With the October 31 expiration of the Writers Guild's contract looming, studio negotiators will rejoin the guild at the bargaining table this week to try to hammer out a contract. Will writers start walking the picket lines on Halloween, forcing desperate actors to ad-lib fart jokes in Paul Haggis dramas? Since the Directors Guild and the Screen Actors Guild have contracts expiring next summer, will this be just the first in a series of strikes that will cripple Hollywood, sending teeth-bleaching stocks into the toilet? We interpret today's Variety story on the coming labor unrest.
Variety says: There's little optimism that the town's scribes will reach a deal with studios and nets by the Oct. 31 expiration of the WGA contract. Most expect that the guild won't strike at that point but rather tell its members to keep working under terms of the expired deal in hopes of securing a better one once SAG negotiates next year prior to its June 30 expiration.
Translation: Studio heads wouldn't weep one single tear if every writer in Hollywood were washed into the sea, and therefore writers must team up with actual stars in order to have any leverage at all.
Variety says: Still, the WGA's not taking the strike option off the table. It's converted the members' lounge at its headquarters into a strike HQ.
Translation: Hundreds of pencils are being sharpened to lethally sharp points even as we speak.
Variety says: "The view of the companies is that the WGA has not responded to our proposal; they have not bargained in good faith," [Alliance of Motion Picture & Television Producers president Nick] Counter declared. "We're entitled to a point-by-point response, and they have not given us the courtesy of that."
Translation: "We're entitled to a point-by-point response to our bullshit proposal, and a bullshit proposal in return."
Variety says: "And we are surprised and chagrined. This is the first time in my experience that the other side has been nonresponsive." Asked about Counter's complaints, [WGA West President Patric] Verrone said they're nonsense and the companies need to move on.
Translation: "Your mom was unresponsive," replied Verrone, adding, "High-five!"
Variety says: Counter contends that fast-shifting showbiz economics have left the companies with no choice but to come in with their guns blazing. He cites soaring costs of film and TV, uncertainty over Internet revenues and flat DVD growth, rattling off MPAA stats showing an average deficit of $70 million per film.
Translation: Surely everyone can agree that the No. 1 problem causing showbiz companies to lose money is their reckless generosity with writers.
Variety says: "Hollywood accounting is a fantasy designed to pay talent as little as possible," [Verrone] added.
Translation: Hollywood accounting is a fantasy designed to pay talent as little as possible.
Variety says: Counter bristles at such accusations. "Our accounting is transparent," he insisted. "It's a fallacious argument to say that the revenues aren't transparent because of profit participations and audits.

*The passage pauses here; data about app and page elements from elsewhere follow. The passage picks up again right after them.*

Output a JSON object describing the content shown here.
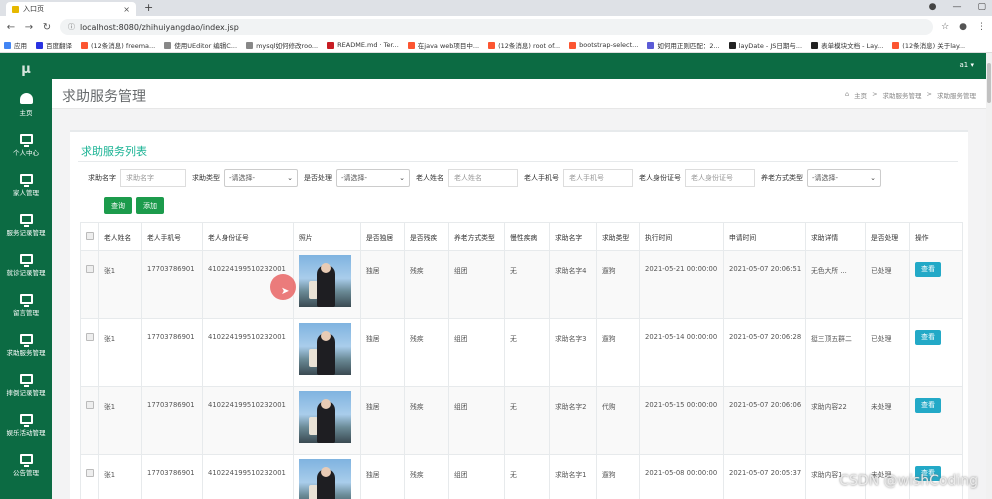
{
  "browser": {
    "tab_title": "入口页",
    "url": "localhost:8080/zhihuiyangdao/index.jsp",
    "bookmarks": [
      {
        "label": "应用",
        "color": "#4285f4"
      },
      {
        "label": "百度翻译",
        "color": "#2932e1"
      },
      {
        "label": "(12条消息) freema...",
        "color": "#fc5531"
      },
      {
        "label": "使用UEditor 编辑C...",
        "color": "#888888"
      },
      {
        "label": "mysql如何修改roo...",
        "color": "#888888"
      },
      {
        "label": "README.md · Ter...",
        "color": "#c71d23"
      },
      {
        "label": "在java web项目中...",
        "color": "#fc5531"
      },
      {
        "label": "(12条消息) root of...",
        "color": "#fc5531"
      },
      {
        "label": "bootstrap-select...",
        "color": "#fc5531"
      },
      {
        "label": "如何用正则匹配：2...",
        "color": "#5b5bd6"
      },
      {
        "label": "layDate - JS日期与...",
        "color": "#222222"
      },
      {
        "label": "表单模块文档 - Lay...",
        "color": "#222222"
      },
      {
        "label": "(12条消息) 关于lay...",
        "color": "#fc5531"
      }
    ]
  },
  "sidebar": {
    "logo": "μ",
    "items": [
      {
        "label": "主页",
        "icon": "dashboard-icon"
      },
      {
        "label": "个人中心",
        "icon": "monitor-icon"
      },
      {
        "label": "家人管理",
        "icon": "monitor-icon"
      },
      {
        "label": "服务记录管理",
        "icon": "monitor-icon"
      },
      {
        "label": "就诊记录管理",
        "icon": "monitor-icon"
      },
      {
        "label": "留言管理",
        "icon": "monitor-icon"
      },
      {
        "label": "求助服务管理",
        "icon": "monitor-icon"
      },
      {
        "label": "摔倒记录管理",
        "icon": "monitor-icon"
      },
      {
        "label": "娱乐活动管理",
        "icon": "monitor-icon"
      },
      {
        "label": "公告管理",
        "icon": "monitor-icon"
      }
    ]
  },
  "header": {
    "user": "a1 ▾",
    "page_title": "求助服务管理",
    "breadcrumb": [
      "主页",
      ">",
      "求助服务管理",
      ">",
      "求助服务管理"
    ]
  },
  "card": {
    "title": "求助服务列表",
    "filters": {
      "name_label": "求助名字",
      "name_placeholder": "求助名字",
      "type_label": "求助类型",
      "type_value": "-请选择-",
      "processed_label": "是否处理",
      "processed_value": "-请选择-",
      "elder_name_label": "老人姓名",
      "elder_name_placeholder": "老人姓名",
      "elder_phone_label": "老人手机号",
      "elder_phone_placeholder": "老人手机号",
      "elder_id_label": "老人身份证号",
      "elder_id_placeholder": "老人身份证号",
      "care_label": "养老方式类型",
      "care_value": "-请选择-"
    },
    "query_button": "查询",
    "add_button": "添加",
    "columns": [
      "老人姓名",
      "老人手机号",
      "老人身份证号",
      "照片",
      "是否独居",
      "是否残疾",
      "养老方式类型",
      "慢性疾病",
      "求助名字",
      "求助类型",
      "执行时间",
      "申请时间",
      "求助详情",
      "是否处理",
      "操作"
    ],
    "rows": [
      {
        "name": "张1",
        "phone": "17703786901",
        "id_no": "410224199510232001",
        "alone": "独居",
        "disabled": "残疾",
        "care": "组团",
        "disease": "无",
        "help_name": "求助名字4",
        "help_type": "遛狗",
        "exec_time": "2021-05-21 00:00:00",
        "apply_time": "2021-05-07 20:06:51",
        "detail": "无色大所 ...",
        "processed": "已处理",
        "action": "查看"
      },
      {
        "name": "张1",
        "phone": "17703786901",
        "id_no": "410224199510232001",
        "alone": "独居",
        "disabled": "残疾",
        "care": "组团",
        "disease": "无",
        "help_name": "求助名字3",
        "help_type": "遛狗",
        "exec_time": "2021-05-14 00:00:00",
        "apply_time": "2021-05-07 20:06:28",
        "detail": "挺三顶五群二",
        "processed": "已处理",
        "action": "查看"
      },
      {
        "name": "张1",
        "phone": "17703786901",
        "id_no": "410224199510232001",
        "alone": "独居",
        "disabled": "残疾",
        "care": "组团",
        "disease": "无",
        "help_name": "求助名字2",
        "help_type": "代购",
        "exec_time": "2021-05-15 00:00:00",
        "apply_time": "2021-05-07 20:06:06",
        "detail": "求助内容22",
        "processed": "未处理",
        "action": "查看"
      },
      {
        "name": "张1",
        "phone": "17703786901",
        "id_no": "410224199510232001",
        "alone": "独居",
        "disabled": "残疾",
        "care": "组团",
        "disease": "无",
        "help_name": "求助名字1",
        "help_type": "遛狗",
        "exec_time": "2021-05-08 00:00:00",
        "apply_time": "2021-05-07 20:05:37",
        "detail": "求助内容1",
        "processed": "未处理",
        "action": "查看"
      }
    ]
  },
  "watermark": "CSDN @wishCoding",
  "colors": {
    "sidebar": "#0c6b43",
    "accent": "#1ab394",
    "button": "#1c9b4c",
    "view_button": "#23a9c7"
  }
}
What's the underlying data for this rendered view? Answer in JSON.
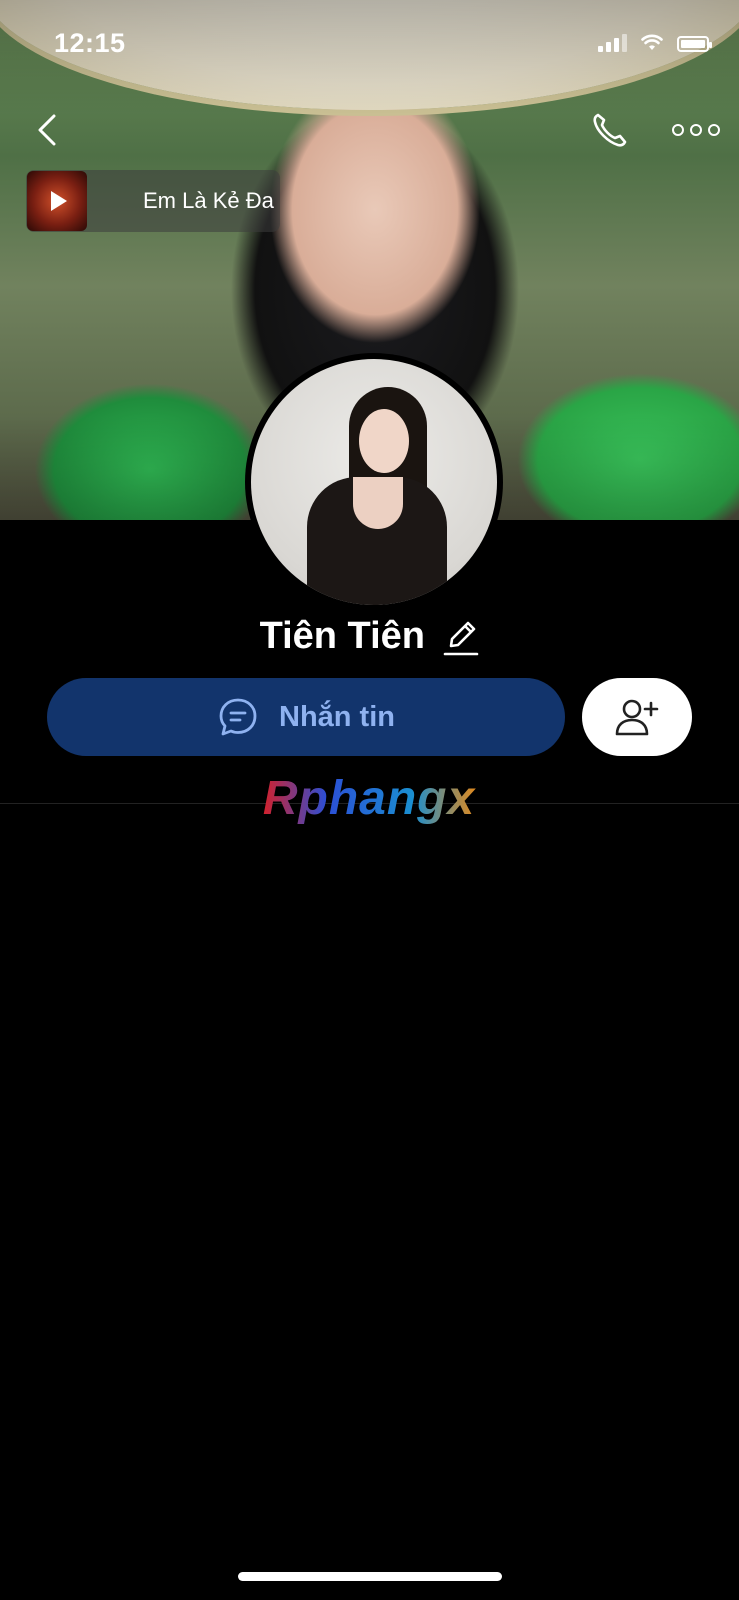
{
  "status_bar": {
    "time": "12:15"
  },
  "music": {
    "title": "Em Là Kẻ Đa"
  },
  "profile": {
    "name": "Tiên Tiên"
  },
  "actions": {
    "message_label": "Nhắn tin"
  },
  "watermark": {
    "text": "Rphangx"
  },
  "colors": {
    "message_button": "#12346c",
    "message_text": "#8fb2f0",
    "background": "#000000"
  },
  "icons": {
    "back": "chevron-left-icon",
    "call": "phone-icon",
    "more": "more-dots-icon",
    "edit": "pencil-icon",
    "message": "chat-bubble-icon",
    "add_friend": "add-user-icon"
  }
}
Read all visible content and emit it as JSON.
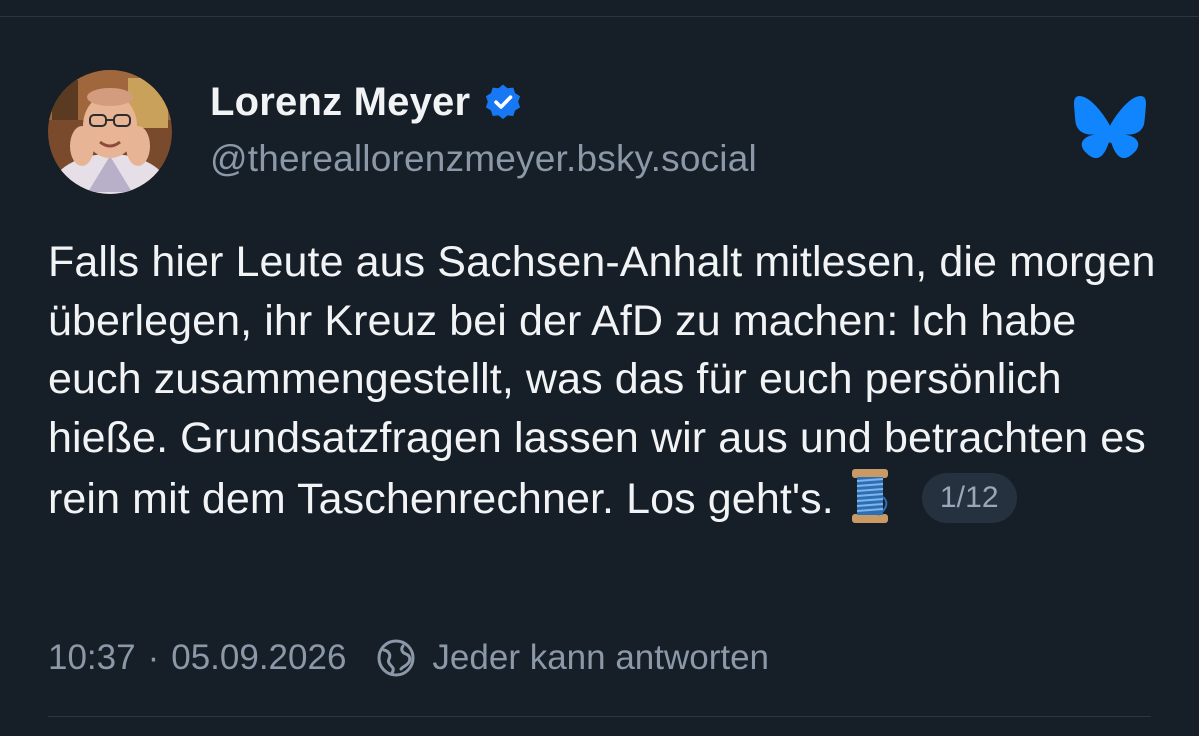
{
  "post": {
    "author": {
      "name": "Lorenz Meyer",
      "handle": "@thereallorenzmeyer.bsky.social",
      "verified": true
    },
    "platform_icon": "bluesky-butterfly-icon",
    "text_main": "Falls hier Leute aus Sachsen-Anhalt mitlesen, die morgen überlegen, ihr Kreuz bei der AfD zu machen: Ich habe euch zusammengestellt, was das für euch persönlich hieße. Grundsatzfragen lassen wir aus und betrachten es rein mit dem Taschenrechner. Los geht's.",
    "emoji": "thread-spool-emoji",
    "thread_count": "1/12",
    "time": "10:37",
    "separator": "·",
    "date": "05.09.2026",
    "reply_setting": "Jeder kann antworten"
  },
  "colors": {
    "background": "#161e27",
    "text": "#f1f3f5",
    "muted": "#8b98a8",
    "verified": "#1877f2",
    "bluesky": "#1185fe",
    "pill": "#263140"
  }
}
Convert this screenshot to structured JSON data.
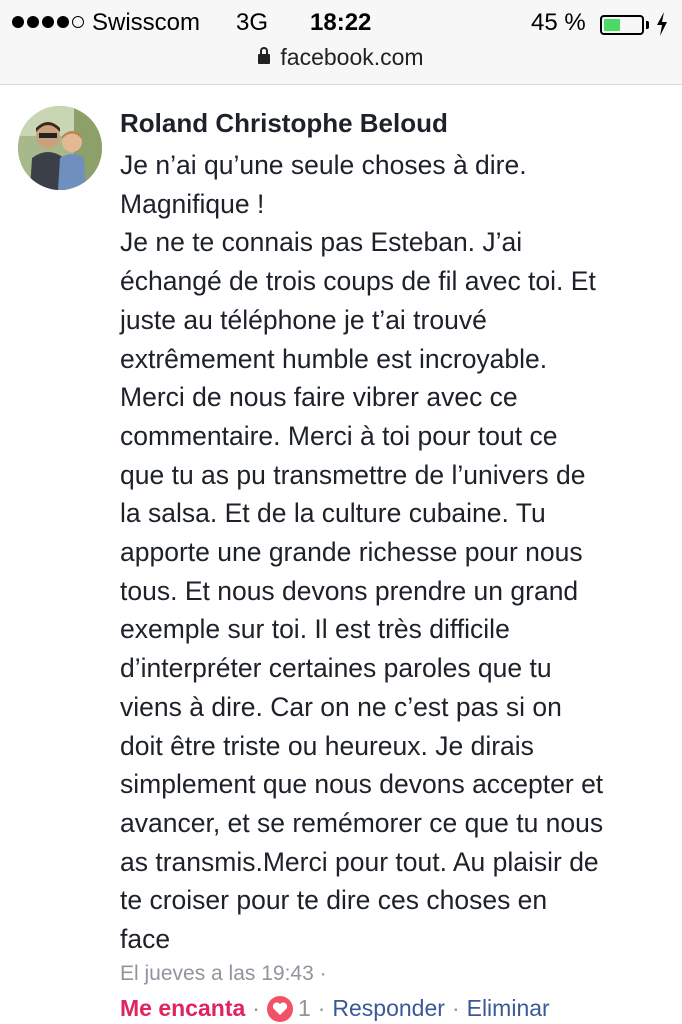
{
  "status_bar": {
    "carrier": "Swisscom",
    "network": "3G",
    "time": "18:22",
    "battery_percent": "45 %",
    "battery_level": 0.45,
    "signal_bars": 4,
    "signal_total": 5
  },
  "browser": {
    "url": "facebook.com"
  },
  "comment": {
    "author": "Roland Christophe Beloud",
    "text_lines": [
      "Je n’ai qu’une seule choses à dire.",
      "Magnifique !",
      "Je ne te connais pas Esteban. J’ai",
      "échangé de trois coups de fil avec toi. Et",
      "juste au téléphone je t’ai trouvé",
      "extrêmement humble est incroyable.",
      "Merci de nous faire vibrer avec ce",
      "commentaire. Merci à toi pour tout ce",
      "que tu as pu transmettre de l’univers de",
      "la salsa. Et de la culture cubaine. Tu",
      "apporte une grande richesse pour nous",
      "tous. Et nous devons prendre un grand",
      "exemple sur toi. Il est très difficile",
      "d’interpréter certaines paroles que tu",
      "viens à dire. Car on ne c’est pas si on",
      "doit être triste ou heureux. Je dirais",
      "simplement que nous devons accepter et",
      "avancer, et se remémorer ce que tu nous",
      "as transmis.Merci pour tout. Au plaisir de",
      "te croiser pour te dire ces choses en",
      "face"
    ],
    "timestamp": "El jueves a las 19:43 ·",
    "reaction_label": "Me encanta",
    "reaction_count": "1",
    "reply_label": "Responder",
    "delete_label": "Eliminar",
    "separator": "·"
  },
  "colors": {
    "accent": "#3b5998",
    "love": "#e0245e",
    "heart_badge": "#f25268",
    "muted": "#90949c",
    "battery": "#4cd964"
  },
  "icons": {
    "lock": "lock-icon",
    "battery": "battery-icon",
    "charging": "charging-bolt-icon",
    "heart": "heart-icon"
  }
}
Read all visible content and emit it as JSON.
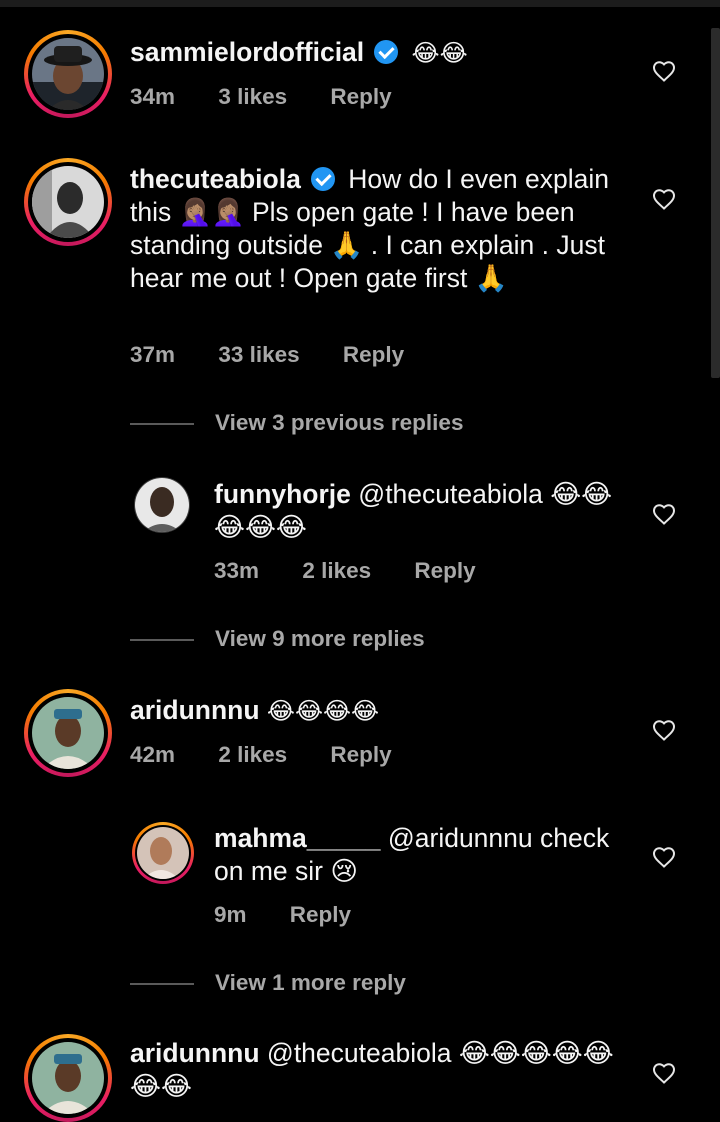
{
  "comments": [
    {
      "username": "sammielordofficial",
      "verified": true,
      "text": "😂😂",
      "time": "34m",
      "likes": "3 likes",
      "reply_label": "Reply"
    },
    {
      "username": "thecuteabiola",
      "verified": true,
      "text": "How do I even explain this 🤦🏽‍♀️🤦🏽‍♀️ Pls open gate ! I have been standing outside 🙏 . I can explain . Just hear me out ! Open gate first 🙏",
      "time": "37m",
      "likes": "33 likes",
      "reply_label": "Reply",
      "view_previous": "View 3 previous replies"
    },
    {
      "username": "funnyhorje",
      "verified": false,
      "text": "@thecuteabiola 😂😂😂😂😂",
      "time": "33m",
      "likes": "2 likes",
      "reply_label": "Reply",
      "view_more": "View 9 more replies"
    },
    {
      "username": "aridunnnu",
      "verified": false,
      "text": "😂😂😂😂",
      "time": "42m",
      "likes": "2 likes",
      "reply_label": "Reply"
    },
    {
      "username": "mahma_____",
      "verified": false,
      "text": "@aridunnnu check on me sir 😢",
      "time": "9m",
      "reply_label": "Reply",
      "view_more": "View 1 more reply"
    },
    {
      "username": "aridunnnu",
      "verified": false,
      "text": "@thecuteabiola 😂😂😂😂😂😂😂"
    }
  ],
  "icons": {
    "like": "heart-outline-icon",
    "verified": "verified-badge-icon"
  },
  "colors": {
    "background": "#000000",
    "text": "#f5f5f5",
    "meta": "#a8a8a8",
    "verified": "#2196f3"
  }
}
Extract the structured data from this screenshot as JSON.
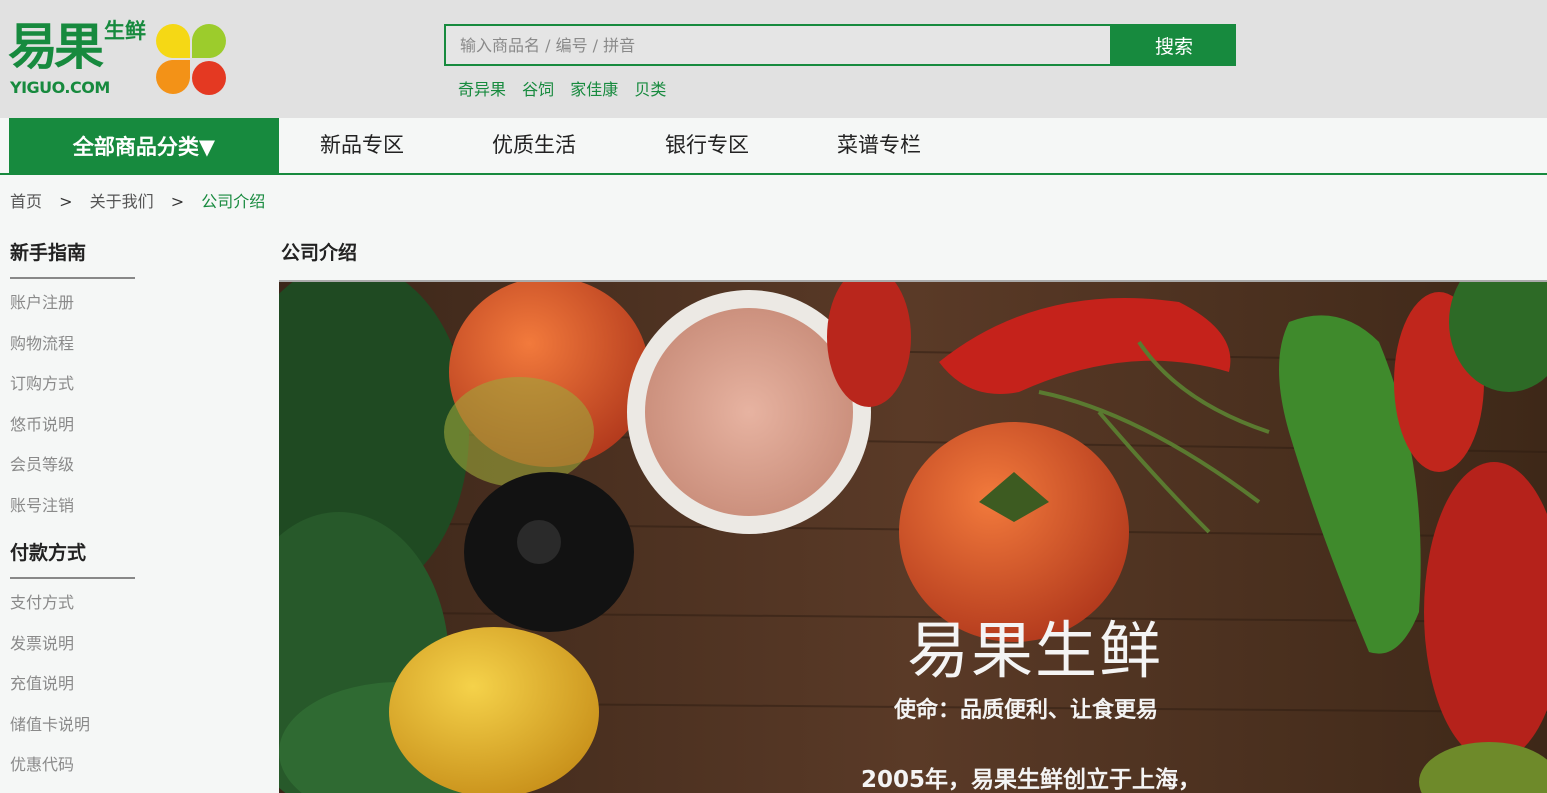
{
  "logo": {
    "cn": "易果",
    "cn_sub": "生鲜",
    "en": "YIGUO.COM",
    "colors": [
      "#f5d815",
      "#9ccc2c",
      "#f39217",
      "#e43922"
    ]
  },
  "search": {
    "placeholder": "输入商品名 / 编号 / 拼音",
    "button": "搜索"
  },
  "hot_keywords": [
    "奇异果",
    "谷饲",
    "家佳康",
    "贝类"
  ],
  "nav": {
    "category": "全部商品分类▼",
    "items": [
      "新品专区",
      "优质生活",
      "银行专区",
      "菜谱专栏"
    ]
  },
  "breadcrumb": {
    "home": "首页",
    "sep": ">",
    "level2": "关于我们",
    "current": "公司介绍"
  },
  "sidebar": {
    "groups": [
      {
        "title": "新手指南",
        "items": [
          "账户注册",
          "购物流程",
          "订购方式",
          "悠币说明",
          "会员等级",
          "账号注销"
        ]
      },
      {
        "title": "付款方式",
        "items": [
          "支付方式",
          "发票说明",
          "充值说明",
          "储值卡说明",
          "优惠代码"
        ]
      }
    ]
  },
  "content": {
    "title": "公司介绍",
    "banner": {
      "title": "易果生鲜",
      "subtitle": "使命：品质便利、让食更易",
      "text": "2005年，易果生鲜创立于上海，"
    }
  },
  "colors": {
    "brand_green": "#178a3e",
    "header_bg": "#e1e1e1",
    "page_bg": "#f5f7f6"
  }
}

Because of shareholders and participants, the industry's books have to be transparent."
Translation: Hollywood accounting is a fantasy designed to pay writers as little as possible.